*REQUIREMENT:* In the records below, count each line where the word "debug" appears, and reply with that number only.

Data about app and page elements

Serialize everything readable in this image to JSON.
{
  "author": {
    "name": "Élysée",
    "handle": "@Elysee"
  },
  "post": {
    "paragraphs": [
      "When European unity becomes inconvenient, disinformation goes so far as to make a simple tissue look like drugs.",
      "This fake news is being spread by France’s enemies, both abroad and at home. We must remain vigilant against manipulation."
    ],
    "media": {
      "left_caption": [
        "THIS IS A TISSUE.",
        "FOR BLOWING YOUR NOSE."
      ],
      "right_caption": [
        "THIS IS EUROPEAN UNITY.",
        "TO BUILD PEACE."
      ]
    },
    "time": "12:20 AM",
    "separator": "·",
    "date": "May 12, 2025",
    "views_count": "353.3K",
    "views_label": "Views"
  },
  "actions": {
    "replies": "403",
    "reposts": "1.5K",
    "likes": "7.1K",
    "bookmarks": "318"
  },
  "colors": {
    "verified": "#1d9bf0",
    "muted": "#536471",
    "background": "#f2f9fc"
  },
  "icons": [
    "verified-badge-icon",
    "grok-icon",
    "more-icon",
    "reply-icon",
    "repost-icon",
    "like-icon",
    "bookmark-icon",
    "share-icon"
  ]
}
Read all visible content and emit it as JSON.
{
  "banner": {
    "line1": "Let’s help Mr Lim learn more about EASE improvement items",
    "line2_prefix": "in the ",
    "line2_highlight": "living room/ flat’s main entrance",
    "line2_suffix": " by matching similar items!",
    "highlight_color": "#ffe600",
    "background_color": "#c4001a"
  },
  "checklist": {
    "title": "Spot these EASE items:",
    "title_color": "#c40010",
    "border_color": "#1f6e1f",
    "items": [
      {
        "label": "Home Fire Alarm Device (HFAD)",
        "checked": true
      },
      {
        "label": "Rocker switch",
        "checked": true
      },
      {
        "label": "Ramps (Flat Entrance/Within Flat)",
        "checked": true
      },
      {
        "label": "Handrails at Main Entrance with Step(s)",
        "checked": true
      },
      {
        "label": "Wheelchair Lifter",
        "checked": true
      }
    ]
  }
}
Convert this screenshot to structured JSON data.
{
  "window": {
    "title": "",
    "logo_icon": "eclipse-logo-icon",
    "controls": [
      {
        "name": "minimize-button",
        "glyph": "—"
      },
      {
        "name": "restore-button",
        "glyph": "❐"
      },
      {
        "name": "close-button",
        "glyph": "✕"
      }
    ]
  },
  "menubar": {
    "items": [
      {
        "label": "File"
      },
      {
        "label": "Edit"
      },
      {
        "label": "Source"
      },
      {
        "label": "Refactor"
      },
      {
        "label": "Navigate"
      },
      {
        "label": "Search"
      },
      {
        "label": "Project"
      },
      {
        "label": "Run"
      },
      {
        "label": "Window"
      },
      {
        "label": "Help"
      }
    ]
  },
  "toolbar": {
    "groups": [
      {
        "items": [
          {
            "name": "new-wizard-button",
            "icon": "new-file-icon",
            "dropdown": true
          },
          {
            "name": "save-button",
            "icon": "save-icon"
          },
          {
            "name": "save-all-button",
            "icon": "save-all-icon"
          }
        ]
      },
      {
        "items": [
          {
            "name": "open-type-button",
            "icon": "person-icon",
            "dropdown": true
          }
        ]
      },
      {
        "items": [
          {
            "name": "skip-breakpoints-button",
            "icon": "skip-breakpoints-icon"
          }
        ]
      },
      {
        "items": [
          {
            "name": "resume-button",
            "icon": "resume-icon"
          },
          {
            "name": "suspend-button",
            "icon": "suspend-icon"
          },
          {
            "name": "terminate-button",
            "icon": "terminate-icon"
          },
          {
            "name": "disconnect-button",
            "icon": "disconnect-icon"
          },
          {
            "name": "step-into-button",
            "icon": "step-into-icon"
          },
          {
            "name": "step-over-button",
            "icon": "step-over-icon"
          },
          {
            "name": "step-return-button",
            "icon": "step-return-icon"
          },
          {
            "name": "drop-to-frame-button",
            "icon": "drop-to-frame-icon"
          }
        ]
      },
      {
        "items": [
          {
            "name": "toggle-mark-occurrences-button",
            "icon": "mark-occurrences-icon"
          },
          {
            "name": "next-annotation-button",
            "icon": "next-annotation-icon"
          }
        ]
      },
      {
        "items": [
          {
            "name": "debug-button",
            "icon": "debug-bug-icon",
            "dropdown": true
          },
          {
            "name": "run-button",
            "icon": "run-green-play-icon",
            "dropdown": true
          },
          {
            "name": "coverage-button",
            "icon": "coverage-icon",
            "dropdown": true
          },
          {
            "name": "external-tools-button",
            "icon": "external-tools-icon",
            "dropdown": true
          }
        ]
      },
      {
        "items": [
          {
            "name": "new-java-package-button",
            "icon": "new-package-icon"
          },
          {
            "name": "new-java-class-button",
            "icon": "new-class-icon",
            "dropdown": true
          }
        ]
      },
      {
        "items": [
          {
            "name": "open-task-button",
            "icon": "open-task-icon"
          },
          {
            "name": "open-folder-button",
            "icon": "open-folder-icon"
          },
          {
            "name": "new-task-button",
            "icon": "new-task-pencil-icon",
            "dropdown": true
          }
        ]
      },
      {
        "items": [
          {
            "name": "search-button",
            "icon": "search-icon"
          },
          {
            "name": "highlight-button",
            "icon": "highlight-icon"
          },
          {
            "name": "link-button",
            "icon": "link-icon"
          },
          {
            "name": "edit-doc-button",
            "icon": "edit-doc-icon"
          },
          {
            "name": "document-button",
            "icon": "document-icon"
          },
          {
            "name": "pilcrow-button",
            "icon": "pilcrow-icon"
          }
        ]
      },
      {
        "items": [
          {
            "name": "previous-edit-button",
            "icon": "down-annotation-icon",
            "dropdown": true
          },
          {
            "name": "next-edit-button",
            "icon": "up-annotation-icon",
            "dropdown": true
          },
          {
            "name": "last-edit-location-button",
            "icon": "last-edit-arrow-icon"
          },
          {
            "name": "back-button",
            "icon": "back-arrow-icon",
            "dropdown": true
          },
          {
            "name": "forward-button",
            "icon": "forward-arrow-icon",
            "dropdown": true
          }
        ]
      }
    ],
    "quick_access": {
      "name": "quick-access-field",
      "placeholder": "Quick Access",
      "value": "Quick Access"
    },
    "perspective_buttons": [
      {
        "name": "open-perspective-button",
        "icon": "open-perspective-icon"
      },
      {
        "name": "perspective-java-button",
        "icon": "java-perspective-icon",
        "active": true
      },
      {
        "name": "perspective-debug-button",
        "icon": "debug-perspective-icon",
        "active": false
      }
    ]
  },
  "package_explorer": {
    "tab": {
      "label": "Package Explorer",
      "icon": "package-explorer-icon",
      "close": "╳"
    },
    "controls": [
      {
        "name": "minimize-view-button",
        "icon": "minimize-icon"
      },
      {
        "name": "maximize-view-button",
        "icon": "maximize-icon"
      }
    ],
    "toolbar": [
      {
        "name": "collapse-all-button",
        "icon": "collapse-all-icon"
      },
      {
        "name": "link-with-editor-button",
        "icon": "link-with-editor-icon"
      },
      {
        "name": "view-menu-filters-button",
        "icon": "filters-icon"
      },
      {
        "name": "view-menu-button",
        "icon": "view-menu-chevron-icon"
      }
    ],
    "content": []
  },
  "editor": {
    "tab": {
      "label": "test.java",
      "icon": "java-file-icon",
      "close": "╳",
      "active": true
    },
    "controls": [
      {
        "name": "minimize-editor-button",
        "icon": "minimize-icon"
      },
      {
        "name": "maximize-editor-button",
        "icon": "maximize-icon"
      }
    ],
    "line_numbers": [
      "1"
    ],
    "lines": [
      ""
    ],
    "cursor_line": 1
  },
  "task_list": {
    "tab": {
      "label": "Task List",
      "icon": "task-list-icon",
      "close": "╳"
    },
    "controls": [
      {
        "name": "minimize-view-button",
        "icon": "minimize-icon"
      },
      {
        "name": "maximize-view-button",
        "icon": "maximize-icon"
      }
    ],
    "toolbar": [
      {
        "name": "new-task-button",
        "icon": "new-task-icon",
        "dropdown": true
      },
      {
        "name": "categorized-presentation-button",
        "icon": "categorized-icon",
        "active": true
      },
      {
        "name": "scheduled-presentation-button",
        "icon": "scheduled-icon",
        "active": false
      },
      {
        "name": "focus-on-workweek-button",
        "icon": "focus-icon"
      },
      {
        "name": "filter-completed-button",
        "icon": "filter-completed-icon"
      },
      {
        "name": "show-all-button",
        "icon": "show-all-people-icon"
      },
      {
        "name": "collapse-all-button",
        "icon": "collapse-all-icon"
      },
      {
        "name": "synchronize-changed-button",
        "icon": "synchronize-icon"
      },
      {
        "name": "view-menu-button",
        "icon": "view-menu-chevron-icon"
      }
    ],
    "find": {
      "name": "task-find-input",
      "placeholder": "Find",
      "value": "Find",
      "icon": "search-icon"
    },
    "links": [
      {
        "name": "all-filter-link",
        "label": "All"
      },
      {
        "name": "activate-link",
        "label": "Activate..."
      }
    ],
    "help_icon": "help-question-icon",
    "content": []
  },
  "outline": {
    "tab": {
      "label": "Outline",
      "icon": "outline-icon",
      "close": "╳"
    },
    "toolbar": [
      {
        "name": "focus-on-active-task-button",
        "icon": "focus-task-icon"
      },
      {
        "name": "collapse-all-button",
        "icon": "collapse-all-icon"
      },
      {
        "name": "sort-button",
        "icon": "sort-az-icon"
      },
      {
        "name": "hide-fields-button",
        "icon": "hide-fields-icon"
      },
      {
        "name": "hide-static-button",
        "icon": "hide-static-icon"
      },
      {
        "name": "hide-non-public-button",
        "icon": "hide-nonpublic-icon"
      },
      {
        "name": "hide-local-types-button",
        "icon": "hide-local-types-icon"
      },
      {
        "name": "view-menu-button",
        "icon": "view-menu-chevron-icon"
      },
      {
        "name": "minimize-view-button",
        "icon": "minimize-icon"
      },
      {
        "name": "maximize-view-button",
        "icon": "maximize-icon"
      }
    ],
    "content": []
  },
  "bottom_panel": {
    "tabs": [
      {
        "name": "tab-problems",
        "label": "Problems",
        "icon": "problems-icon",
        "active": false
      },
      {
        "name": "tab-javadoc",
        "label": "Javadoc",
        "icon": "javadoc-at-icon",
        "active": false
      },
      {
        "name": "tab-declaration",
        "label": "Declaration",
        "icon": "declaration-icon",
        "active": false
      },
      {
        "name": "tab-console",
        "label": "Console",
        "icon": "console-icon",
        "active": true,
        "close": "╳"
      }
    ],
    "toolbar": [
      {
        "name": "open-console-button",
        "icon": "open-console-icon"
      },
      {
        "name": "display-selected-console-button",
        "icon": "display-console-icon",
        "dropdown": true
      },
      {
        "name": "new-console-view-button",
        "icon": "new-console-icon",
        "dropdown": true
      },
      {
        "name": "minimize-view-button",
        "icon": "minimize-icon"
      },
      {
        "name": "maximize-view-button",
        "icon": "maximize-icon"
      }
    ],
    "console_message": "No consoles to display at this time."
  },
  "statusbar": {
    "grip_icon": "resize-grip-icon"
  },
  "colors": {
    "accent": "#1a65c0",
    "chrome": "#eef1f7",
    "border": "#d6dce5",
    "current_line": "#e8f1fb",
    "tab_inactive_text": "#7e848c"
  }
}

*OUTPUT FOR THIS TASK:* 4